Each line of the data below must be reproduced without any change.

Start of SOURCE INFORMATION

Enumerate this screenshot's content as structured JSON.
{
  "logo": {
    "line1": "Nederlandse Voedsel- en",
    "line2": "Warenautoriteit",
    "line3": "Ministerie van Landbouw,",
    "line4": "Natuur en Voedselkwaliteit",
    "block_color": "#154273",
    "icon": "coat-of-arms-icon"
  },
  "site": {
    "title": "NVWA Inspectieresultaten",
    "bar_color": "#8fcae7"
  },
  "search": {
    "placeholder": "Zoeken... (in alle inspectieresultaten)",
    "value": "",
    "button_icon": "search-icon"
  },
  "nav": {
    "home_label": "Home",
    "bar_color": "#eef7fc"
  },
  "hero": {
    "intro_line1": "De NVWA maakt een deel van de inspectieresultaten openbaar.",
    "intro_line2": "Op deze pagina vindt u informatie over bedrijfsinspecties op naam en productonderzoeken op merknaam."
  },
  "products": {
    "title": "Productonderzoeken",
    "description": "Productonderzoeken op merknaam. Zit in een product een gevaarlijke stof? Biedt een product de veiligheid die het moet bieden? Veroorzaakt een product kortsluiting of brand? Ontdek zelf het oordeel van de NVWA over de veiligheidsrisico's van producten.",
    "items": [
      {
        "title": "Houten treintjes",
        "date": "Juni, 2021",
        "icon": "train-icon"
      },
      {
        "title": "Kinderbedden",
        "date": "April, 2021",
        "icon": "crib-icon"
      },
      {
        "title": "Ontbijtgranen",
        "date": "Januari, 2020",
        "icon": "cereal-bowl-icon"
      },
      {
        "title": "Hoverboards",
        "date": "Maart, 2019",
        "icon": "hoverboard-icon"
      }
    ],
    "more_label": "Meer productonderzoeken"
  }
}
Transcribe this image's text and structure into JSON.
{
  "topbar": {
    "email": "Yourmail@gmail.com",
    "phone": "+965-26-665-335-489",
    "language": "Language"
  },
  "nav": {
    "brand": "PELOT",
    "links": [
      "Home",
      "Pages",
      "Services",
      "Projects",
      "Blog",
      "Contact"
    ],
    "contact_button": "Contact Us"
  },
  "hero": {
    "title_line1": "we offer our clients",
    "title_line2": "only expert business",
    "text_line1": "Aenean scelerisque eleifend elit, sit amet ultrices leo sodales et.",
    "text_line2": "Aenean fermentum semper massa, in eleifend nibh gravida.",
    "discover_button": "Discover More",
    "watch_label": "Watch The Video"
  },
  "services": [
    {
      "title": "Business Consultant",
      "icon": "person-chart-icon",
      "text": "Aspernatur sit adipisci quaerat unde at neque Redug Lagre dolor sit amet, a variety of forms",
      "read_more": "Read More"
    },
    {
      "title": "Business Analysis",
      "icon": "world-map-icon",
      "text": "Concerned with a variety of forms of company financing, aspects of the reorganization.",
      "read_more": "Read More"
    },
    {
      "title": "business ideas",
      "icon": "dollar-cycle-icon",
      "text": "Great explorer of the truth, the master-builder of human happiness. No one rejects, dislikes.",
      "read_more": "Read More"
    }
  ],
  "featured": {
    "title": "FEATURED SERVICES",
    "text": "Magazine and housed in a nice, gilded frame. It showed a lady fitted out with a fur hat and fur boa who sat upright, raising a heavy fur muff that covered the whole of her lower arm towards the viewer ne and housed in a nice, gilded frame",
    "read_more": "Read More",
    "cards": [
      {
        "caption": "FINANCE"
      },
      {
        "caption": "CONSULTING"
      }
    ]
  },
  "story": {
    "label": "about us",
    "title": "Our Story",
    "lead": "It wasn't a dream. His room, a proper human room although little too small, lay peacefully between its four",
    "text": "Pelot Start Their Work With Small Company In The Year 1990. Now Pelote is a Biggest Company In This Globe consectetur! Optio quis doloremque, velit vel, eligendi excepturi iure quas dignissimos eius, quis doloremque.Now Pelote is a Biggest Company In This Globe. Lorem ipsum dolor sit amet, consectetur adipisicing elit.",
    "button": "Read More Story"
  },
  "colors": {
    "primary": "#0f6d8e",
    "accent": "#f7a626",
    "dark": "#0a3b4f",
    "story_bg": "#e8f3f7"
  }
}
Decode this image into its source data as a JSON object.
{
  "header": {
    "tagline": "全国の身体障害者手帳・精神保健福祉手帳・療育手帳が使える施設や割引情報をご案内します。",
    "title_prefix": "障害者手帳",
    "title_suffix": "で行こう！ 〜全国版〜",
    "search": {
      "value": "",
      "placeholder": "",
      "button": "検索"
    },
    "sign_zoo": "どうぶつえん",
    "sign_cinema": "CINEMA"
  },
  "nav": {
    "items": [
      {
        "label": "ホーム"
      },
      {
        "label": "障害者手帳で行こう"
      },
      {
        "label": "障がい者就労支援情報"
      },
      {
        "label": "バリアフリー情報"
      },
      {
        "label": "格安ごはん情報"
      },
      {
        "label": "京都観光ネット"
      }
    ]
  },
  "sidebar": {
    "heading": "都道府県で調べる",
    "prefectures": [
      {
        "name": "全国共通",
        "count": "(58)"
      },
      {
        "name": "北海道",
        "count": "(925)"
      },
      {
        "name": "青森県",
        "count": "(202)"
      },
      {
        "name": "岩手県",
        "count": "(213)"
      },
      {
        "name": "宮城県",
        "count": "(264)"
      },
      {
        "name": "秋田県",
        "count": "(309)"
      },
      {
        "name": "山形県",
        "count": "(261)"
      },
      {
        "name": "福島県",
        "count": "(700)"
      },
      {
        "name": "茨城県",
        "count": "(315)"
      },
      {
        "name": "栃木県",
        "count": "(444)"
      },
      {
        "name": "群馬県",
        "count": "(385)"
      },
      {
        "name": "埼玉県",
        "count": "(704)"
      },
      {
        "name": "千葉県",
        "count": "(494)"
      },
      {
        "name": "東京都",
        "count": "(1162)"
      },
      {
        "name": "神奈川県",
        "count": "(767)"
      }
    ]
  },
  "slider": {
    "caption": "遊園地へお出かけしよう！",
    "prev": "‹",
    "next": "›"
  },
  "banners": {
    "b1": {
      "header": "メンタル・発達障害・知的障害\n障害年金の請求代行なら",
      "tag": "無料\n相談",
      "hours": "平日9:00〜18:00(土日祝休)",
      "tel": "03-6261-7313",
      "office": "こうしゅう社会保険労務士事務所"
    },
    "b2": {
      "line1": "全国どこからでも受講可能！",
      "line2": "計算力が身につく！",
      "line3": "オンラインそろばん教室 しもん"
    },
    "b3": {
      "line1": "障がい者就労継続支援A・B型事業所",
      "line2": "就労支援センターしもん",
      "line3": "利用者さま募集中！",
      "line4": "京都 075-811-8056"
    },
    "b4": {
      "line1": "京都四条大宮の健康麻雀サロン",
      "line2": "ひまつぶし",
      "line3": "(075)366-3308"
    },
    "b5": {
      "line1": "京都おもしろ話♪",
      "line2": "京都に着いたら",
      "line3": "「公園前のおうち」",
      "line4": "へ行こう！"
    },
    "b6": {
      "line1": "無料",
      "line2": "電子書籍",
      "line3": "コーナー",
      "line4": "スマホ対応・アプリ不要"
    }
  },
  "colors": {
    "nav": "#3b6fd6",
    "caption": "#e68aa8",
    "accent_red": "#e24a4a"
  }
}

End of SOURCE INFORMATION

▸ **EXERCISE ANSWER**:
Enumerate this screenshot's content as structured JSON.
{
  "logo": {
    "line1": "Nederlandse Voedsel- en",
    "line2": "Warenautoriteit",
    "line3": "Ministerie van Landbouw,",
    "line4": "Natuur en Voedselkwaliteit",
    "block_color": "#154273",
    "icon": "coat-of-arms-icon"
  },
  "site": {
    "title": "NVWA Inspectieresultaten",
    "bar_color": "#8fcae7"
  },
  "search": {
    "placeholder": "Zoeken... (in alle inspectieresultaten)",
    "value": "",
    "button_icon": "search-icon"
  },
  "nav": {
    "home_label": "Home",
    "bar_color": "#eef7fc"
  },
  "hero": {
    "intro_line1": "De NVWA maakt een deel van de inspectieresultaten openbaar.",
    "intro_line2": "Op deze pagina vindt u informatie over bedrijfsinspecties op naam en productonderzoeken op merknaam."
  },
  "products": {
    "title": "Productonderzoeken",
    "description": "Productonderzoeken op merknaam. Zit in een product een gevaarlijke stof? Biedt een product de veiligheid die het moet bieden? Veroorzaakt een product kortsluiting of brand? Ontdek zelf het oordeel van de NVWA over de veiligheidsrisico's van producten.",
    "items": [
      {
        "title": "Houten treintjes",
        "date": "Juni, 2021",
        "icon": "train-icon"
      },
      {
        "title": "Kinderbedden",
        "date": "April, 2021",
        "icon": "crib-icon"
      },
      {
        "title": "Ontbijtgranen",
        "date": "Januari, 2020",
        "icon": "cereal-bowl-icon"
      },
      {
        "title": "Hoverboards",
        "date": "Maart, 2019",
        "icon": "hoverboard-icon"
      }
    ],
    "more_label": "Meer productonderzoeken"
  }
}
Transcribe this image's text and structure into JSON.
{
  "topbar": {
    "email": "Yourmail@gmail.com",
    "phone": "+965-26-665-335-489",
    "language": "Language"
  },
  "nav": {
    "brand": "PELOT",
    "links": [
      "Home",
      "Pages",
      "Services",
      "Projects",
      "Blog",
      "Contact"
    ],
    "contact_button": "Contact Us"
  },
  "hero": {
    "title_line1": "we offer our clients",
    "title_line2": "only expert business",
    "text_line1": "Aenean scelerisque eleifend elit, sit amet ultrices leo sodales et.",
    "text_line2": "Aenean fermentum semper massa, in eleifend nibh gravida.",
    "discover_button": "Discover More",
    "watch_label": "Watch The Video"
  },
  "services": [
    {
      "title": "Business Consultant",
      "icon": "person-chart-icon",
      "text": "Aspernatur sit adipisci quaerat unde at neque Redug Lagre dolor sit amet, a variety of forms",
      "read_more": "Read More"
    },
    {
      "title": "Business Analysis",
      "icon": "world-map-icon",
      "text": "Concerned with a variety of forms of company financing, aspects of the reorganization.",
      "read_more": "Read More"
    },
    {
      "title": "business ideas",
      "icon": "dollar-cycle-icon",
      "text": "Great explorer of the truth, the master-builder of human happiness. No one rejects, dislikes.",
      "read_more": "Read More"
    }
  ],
  "featured": {
    "title": "FEATURED SERVICES",
    "text": "Magazine and housed in a nice, gilded frame. It showed a lady fitted out with a fur hat and fur boa who sat upright, raising a heavy fur muff that covered the whole of her lower arm towards the viewer ne and housed in a nice, gilded frame",
    "read_more": "Read More",
    "cards": [
      {
        "caption": "FINANCE"
      },
      {
        "caption": "CONSULTING"
      }
    ]
  },
  "story": {
    "label": "about us",
    "title": "Our Story",
    "lead": "It wasn't a dream. His room, a proper human room although little too small, lay peacefully between its four",
    "text": "Pelot Start Their Work With Small Company In The Year 1990. Now Pelote is a Biggest Company In This Globe consectetur! Optio quis doloremque, velit vel, eligendi excepturi iure quas dignissimos eius, quis doloremque.Now Pelote is a Biggest Company In This Globe. Lorem ipsum dolor sit amet, consectetur adipisicing elit.",
    "button": "Read More Story"
  },
  "colors": {
    "primary": "#0f6d8e",
    "accent": "#f7a626",
    "dark": "#0a3b4f",
    "story_bg": "#e8f3f7"
  }
}
Decode this image into its source data as a JSON object.
{
  "header": {
    "tagline": "全国の身体障害者手帳・精神保健福祉手帳・療育手帳が使える施設や割引情報をご案内します。",
    "title_prefix": "障害者手帳",
    "title_suffix": "で行こう！ 〜全国版〜",
    "search": {
      "value": "",
      "placeholder": "",
      "button": "検索"
    },
    "sign_zoo": "どうぶつえん",
    "sign_cinema": "CINEMA"
  },
  "nav": {
    "items": [
      {
        "label": "ホーム"
      },
      {
        "label": "障害者手帳で行こう"
      },
      {
        "label": "障がい者就労支援情報"
      },
      {
        "label": "バリアフリー情報"
      },
      {
        "label": "格安ごはん情報"
      },
      {
        "label": "京都観光ネット"
      }
    ]
  },
  "sidebar": {
    "heading": "都道府県で調べる",
    "prefectures": [
      {
        "name": "全国共通",
        "count": "(58)"
      },
      {
        "name": "北海道",
        "count": "(925)"
      },
      {
        "name": "青森県",
        "count": "(202)"
      },
      {
        "name": "岩手県",
        "count": "(213)"
      },
      {
        "name": "宮城県",
        "count": "(264)"
      },
      {
        "name": "秋田県",
        "count": "(309)"
      },
      {
        "name": "山形県",
        "count": "(261)"
      },
      {
        "name": "福島県",
        "count": "(700)"
      },
      {
        "name": "茨城県",
        "count": "(315)"
      },
      {
        "name": "栃木県",
        "count": "(444)"
      },
      {
        "name": "群馬県",
        "count": "(385)"
      },
      {
        "name": "埼玉県",
        "count": "(704)"
      },
      {
        "name": "千葉県",
        "count": "(494)"
      },
      {
        "name": "東京都",
        "count": "(1162)"
      },
      {
        "name": "神奈川県",
        "count": "(767)"
      }
    ]
  },
  "slider": {
    "caption": "遊園地へお出かけしよう！",
    "prev": "‹",
    "next": "›"
  },
  "banners": {
    "b1": {
      "header": "メンタル・発達障害・知的障害\n障害年金の請求代行なら",
      "tag": "無料\n相談",
      "hours": "平日9:00〜18:00(土日祝休)",
      "tel": "03-6261-7313",
      "office": "こうしゅう社会保険労務士事務所"
    },
    "b2": {
      "line1": "全国どこからでも受講可能！",
      "line2": "計算力が身につく！",
      "line3": "オンラインそろばん教室 しもん"
    },
    "b3": {
      "line1": "障がい者就労継続支援A・B型事業所",
      "line2": "就労支援センターしもん",
      "line3": "利用者さま募集中！",
      "line4": "京都 075-811-8056"
    },
    "b4": {
      "line1": "京都四条大宮の健康麻雀サロン",
      "line2": "ひまつぶし",
      "line3": "(075)366-3308"
    },
    "b5": {
      "line1": "京都おもしろ話♪",
      "line2": "京都に着いたら",
      "line3": "「公園前のおうち」",
      "line4": "へ行こう！"
    },
    "b6": {
      "line1": "無料",
      "line2": "電子書籍",
      "line3": "コーナー",
      "line4": "スマホ対応・アプリ不要"
    }
  },
  "colors": {
    "nav": "#3b6fd6",
    "caption": "#e68aa8",
    "accent_red": "#e24a4a"
  }
}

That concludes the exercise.